Other Posts in the Diagnosis to Disability

Diagnosis to LTD Application: Six Things to Consider

Monday, March 9, 2015

MS Society Presentation on Managing Cognitive Symptoms and Fatigue in the Workplace

The  National MS Society has a great on presentation on dealing with cognitive deficits, that is, difficulties with thinking, remembering and concentrating, in the work place.  The presentation is geared to MS, but would also apply to any degenerative cognitive disease, such as Alzheimer's disease, fronto-temporal lobe disorders, Parkinson's, and side effects of opiods and other medications taken for chronic pain.

Cognitive deficits from degenerative diseases can present difficulties with long term disability benefit claims.  In the early stages, someone may look physically healthy, but have started to suffer cognitive problems.  Your boss may doubt that you are disabled if he sees you working out at the gym after  you requested a reduced work schedule due to cognitive issues resulting from fatigue.  To address the potential doubts, make sure you tell your doctors about the difficulties you are having with cognitive issues.  You consider getting a neuropsychological exam to provide a baseline for neurological function so you can prove that your cognitive difficulties have in fact declined.  

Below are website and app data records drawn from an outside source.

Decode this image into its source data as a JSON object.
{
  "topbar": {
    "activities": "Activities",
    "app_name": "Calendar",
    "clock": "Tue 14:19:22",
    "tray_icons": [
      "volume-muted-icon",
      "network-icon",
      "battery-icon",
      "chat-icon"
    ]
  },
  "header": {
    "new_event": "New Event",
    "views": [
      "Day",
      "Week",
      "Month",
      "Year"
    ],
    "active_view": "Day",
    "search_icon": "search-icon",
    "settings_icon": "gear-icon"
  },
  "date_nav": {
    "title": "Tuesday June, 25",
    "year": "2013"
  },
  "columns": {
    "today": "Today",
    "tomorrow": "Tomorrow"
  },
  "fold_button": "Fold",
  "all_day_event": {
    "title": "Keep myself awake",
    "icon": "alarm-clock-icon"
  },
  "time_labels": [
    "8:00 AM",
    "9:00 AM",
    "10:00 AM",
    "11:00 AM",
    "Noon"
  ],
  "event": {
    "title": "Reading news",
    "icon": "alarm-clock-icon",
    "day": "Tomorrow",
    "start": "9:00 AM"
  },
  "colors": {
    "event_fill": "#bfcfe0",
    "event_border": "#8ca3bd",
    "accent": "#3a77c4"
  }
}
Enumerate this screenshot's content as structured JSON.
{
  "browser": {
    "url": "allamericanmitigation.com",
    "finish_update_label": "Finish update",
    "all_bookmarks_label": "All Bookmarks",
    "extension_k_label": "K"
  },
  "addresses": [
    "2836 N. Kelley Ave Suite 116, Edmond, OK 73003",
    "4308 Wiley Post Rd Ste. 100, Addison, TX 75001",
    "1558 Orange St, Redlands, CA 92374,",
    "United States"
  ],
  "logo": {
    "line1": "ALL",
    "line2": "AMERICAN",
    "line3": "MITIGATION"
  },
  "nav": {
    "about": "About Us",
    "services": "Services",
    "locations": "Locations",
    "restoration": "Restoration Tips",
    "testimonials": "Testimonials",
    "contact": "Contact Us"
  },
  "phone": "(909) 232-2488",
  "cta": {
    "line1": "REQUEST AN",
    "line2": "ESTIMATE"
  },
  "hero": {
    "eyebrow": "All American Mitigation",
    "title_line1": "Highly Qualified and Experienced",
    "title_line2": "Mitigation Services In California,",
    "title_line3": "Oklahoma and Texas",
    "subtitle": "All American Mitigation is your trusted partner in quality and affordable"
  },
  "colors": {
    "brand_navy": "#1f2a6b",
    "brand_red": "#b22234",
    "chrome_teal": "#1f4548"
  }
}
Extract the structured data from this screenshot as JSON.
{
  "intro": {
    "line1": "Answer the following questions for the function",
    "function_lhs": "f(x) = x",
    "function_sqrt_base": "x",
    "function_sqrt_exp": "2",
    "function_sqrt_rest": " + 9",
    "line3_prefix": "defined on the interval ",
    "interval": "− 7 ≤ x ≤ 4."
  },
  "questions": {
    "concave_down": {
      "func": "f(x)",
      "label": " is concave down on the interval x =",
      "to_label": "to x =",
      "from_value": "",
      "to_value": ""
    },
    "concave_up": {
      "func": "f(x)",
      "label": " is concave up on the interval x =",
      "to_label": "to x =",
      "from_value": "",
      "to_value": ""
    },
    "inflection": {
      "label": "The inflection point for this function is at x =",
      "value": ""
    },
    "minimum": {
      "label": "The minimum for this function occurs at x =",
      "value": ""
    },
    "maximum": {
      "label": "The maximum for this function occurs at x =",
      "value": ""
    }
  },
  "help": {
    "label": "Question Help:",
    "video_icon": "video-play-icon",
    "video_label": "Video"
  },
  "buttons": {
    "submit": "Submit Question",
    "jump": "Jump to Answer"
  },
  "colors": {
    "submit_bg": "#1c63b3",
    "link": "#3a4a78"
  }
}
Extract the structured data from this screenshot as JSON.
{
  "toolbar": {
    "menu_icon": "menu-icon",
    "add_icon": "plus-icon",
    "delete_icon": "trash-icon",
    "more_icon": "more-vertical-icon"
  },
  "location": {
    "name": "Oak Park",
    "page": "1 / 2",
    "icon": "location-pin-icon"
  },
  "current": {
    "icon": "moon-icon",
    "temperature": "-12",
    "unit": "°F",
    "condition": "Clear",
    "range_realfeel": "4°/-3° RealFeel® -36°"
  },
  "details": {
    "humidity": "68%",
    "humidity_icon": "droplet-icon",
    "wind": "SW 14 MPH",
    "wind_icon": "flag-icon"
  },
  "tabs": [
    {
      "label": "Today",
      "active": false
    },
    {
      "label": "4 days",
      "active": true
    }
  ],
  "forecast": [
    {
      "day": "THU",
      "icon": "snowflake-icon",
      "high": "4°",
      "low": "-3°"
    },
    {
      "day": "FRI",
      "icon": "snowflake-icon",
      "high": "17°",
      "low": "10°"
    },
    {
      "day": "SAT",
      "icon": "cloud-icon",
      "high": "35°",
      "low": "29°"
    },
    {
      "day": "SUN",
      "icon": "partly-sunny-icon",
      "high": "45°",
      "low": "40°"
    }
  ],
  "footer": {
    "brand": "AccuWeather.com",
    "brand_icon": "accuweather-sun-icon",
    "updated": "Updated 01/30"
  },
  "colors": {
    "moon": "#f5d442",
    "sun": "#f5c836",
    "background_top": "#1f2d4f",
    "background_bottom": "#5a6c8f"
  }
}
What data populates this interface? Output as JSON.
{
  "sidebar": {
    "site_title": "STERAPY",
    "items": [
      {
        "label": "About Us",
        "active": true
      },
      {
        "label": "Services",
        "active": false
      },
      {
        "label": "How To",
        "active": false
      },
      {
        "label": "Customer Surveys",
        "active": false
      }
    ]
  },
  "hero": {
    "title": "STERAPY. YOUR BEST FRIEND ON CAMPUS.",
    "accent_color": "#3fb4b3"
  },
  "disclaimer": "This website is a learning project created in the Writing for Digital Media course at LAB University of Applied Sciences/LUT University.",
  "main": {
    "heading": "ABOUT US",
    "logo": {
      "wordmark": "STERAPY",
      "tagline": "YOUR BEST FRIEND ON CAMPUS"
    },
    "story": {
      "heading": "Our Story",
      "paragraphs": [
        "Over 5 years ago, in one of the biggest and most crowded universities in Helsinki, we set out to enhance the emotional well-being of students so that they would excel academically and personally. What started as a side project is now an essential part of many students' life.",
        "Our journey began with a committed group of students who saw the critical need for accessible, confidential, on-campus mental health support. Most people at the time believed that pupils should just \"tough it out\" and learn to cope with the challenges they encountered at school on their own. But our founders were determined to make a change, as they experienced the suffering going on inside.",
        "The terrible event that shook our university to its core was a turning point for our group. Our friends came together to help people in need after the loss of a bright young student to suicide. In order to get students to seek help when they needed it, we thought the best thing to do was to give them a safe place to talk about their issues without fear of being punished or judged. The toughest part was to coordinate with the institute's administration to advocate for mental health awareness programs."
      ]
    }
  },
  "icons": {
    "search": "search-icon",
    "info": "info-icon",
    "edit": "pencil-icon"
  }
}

Friday, March 6, 2015

Study Finds Bio-markers to Diagnose Chronic Fatigue Syndrome: Objective Medical Evidence of CFS, ME/CFS

One of the most difficult aspects of showing a disability from Chronic Fatigue Syndrome (CFS or ME/CFS) is convincing the insurance company that the condition was properly diagnosed.  No definitive medical test exists, leading insurers to deny LTD claims based on CFS because of the lack of objective medical evidence.  I discussed some of these issues in an earlier post about the recent proposal that the condition be called Systemic Exertion Intolerance Disease or SEID.

A study recently established that there are differences in the immune system that are associated with CFS.  Patients who had been diagnosed for less than three years had significant activation of cytokines, which influence inflammation, and patients who had been diagnosed for more than three years had dampened cytokines activity.  Healthy subjects had neither condition.  

While the study does not have current clinical significance, it holds out the hope of developing a definitive blood test for CFS.  Here  is a link to a New York Times article on the study. Here is a link to a Reddit "AMA" with Mady Hornig, who worked on the study.  She answers many questions regarding the study and CFS in general.

Diagnosis is important, but as stated repeatedly in this blog, you must focus on the impairment, rather than the diagnosis.  See my prior post on this issue.  But, getting over the diagnosis hurdle would be a big help for an initial application for long-term disability benefits, and appeal of a LTD denial, or a lawsuit to recover LTD benefits.